NATO near adoption of U.S. missile shield
BRUSSELS - U.S. and NATO officials said Thursday that they expect the military alliance to formally participate in the Obama administration's plan for a missile defense shield over Europe, scheduled to be activated next year.
"Based on today's discussion, I am quite optimistic," NATO Secretary General Anders Fogh Rasmussen told reporters after a joint meeting of foreign and defense ministers from the alliance membership. "There is, I think, a broad agreement that we should make such a decision, but there is still some technical work to do."
NATO is scheduled to vote at a summit in Lisbon next month on whether to make missile defense a formal part of its mission. If it does, European alliance members would plug their individual defense systems into a broader missile shield that the Obama administration is building to guard against potential attacks from Iran.
The United States would foot most of the bill for building and operating the shield over Europe. The combined cost for other NATO members to link into the system is projected to be about $200 million over 10 years, Rasmussen said.
Although U.S. and NATO officials said they are close to a consensus on missile defense, there are still hurdles to overcome. Turkey, a NATO member and neighbor of Iran that would host a key anti-missile radar installation, has yet to commit.
Defense Secretary Robert M. Gates and Secretary of State Hillary Rodham Clinton met with their Turkish counterparts on the sidelines of the NATO meeting Thursday to discuss whether Turkey will allow a high-powered X-band radar on its territory. The location of the radar is the last unresolved piece in the first phase of the Pentagon's missile defense shield for Europe.
"I would say that we are not putting pressure on the Turks, but we are having continuing conversations with them as one of our allies," Gates said at a news conference in Brussels.
Although Turkey is a longtime NATO member, its government has developed closer ties with Iran in recent years and appears reluctant to take steps that Tehran might consider hostile. Turkish officials have also sought guarantees that the anti-missile shield would cover the eastern part of their country, which borders Iran.

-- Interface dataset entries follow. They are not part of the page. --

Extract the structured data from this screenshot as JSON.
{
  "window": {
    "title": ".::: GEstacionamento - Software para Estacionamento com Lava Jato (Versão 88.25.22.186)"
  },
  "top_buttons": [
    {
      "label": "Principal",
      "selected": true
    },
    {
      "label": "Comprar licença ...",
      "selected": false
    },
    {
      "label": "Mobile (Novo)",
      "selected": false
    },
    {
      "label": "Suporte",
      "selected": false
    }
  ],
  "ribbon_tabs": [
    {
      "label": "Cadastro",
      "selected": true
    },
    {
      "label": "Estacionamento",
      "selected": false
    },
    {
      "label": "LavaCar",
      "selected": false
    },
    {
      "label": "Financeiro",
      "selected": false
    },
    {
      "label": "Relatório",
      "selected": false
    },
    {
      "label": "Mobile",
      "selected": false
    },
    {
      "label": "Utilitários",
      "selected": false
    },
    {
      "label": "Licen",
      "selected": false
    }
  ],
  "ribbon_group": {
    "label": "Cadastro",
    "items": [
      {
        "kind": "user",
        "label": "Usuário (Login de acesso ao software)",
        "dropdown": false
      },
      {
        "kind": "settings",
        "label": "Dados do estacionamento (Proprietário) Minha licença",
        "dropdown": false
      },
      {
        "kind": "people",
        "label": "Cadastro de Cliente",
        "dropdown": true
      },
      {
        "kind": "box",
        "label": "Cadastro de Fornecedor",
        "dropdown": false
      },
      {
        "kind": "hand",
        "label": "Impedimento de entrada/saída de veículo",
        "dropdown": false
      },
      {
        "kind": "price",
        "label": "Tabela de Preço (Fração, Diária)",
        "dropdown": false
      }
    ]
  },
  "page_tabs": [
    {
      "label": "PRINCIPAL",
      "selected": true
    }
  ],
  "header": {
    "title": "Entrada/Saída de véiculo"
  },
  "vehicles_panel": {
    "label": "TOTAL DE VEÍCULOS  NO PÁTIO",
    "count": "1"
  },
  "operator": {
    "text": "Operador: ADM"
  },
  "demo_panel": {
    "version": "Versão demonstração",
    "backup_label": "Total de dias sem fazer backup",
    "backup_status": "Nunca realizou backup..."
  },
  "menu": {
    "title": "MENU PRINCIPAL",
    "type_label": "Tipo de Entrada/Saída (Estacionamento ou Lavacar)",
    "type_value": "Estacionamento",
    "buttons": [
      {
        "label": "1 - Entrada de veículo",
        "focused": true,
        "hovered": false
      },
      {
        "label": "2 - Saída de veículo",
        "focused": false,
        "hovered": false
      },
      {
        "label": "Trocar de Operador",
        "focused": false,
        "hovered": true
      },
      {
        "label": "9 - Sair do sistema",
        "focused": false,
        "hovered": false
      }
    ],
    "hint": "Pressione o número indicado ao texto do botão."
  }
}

Pentagon officials are seeking Turkey's agreement to host the radar installation but also to vote in favor of missile defense as a NATO mission at next month's summit. Because NATO operates by consensus, Turkish opposition could scuttle the alliance's plans.
"We've had some very good, deep discussions with Turkey, and now the decisions are in Ankara to make," Jim Townsend Jr., deputy assistant secretary of defense for European and NATO policy, told reporters in Washington on Tuesday.
Pentagon officials said they have been negotiating with other NATO allies in southern Europe to host the radar in case Turkey balks. One alternative is Bulgaria, which like Turkey borders the Black Sea but is farther from Iran.
The radar installation - along with mobile radars deployed on Navy ships in the Mediterranean and Black seas - would provide a critical early warning of any launches from Iran, improving the odds of shooting down a missile.
Obama announced in September 2009 that he was overhauling the Bush administration's plans for missile defense in Europe. Although Obama had previously expressed skepticism of Bush's approach, he directed the Pentagon to build a more extensive and flexible missile shield for Europe that will be built in phases between now and 2020.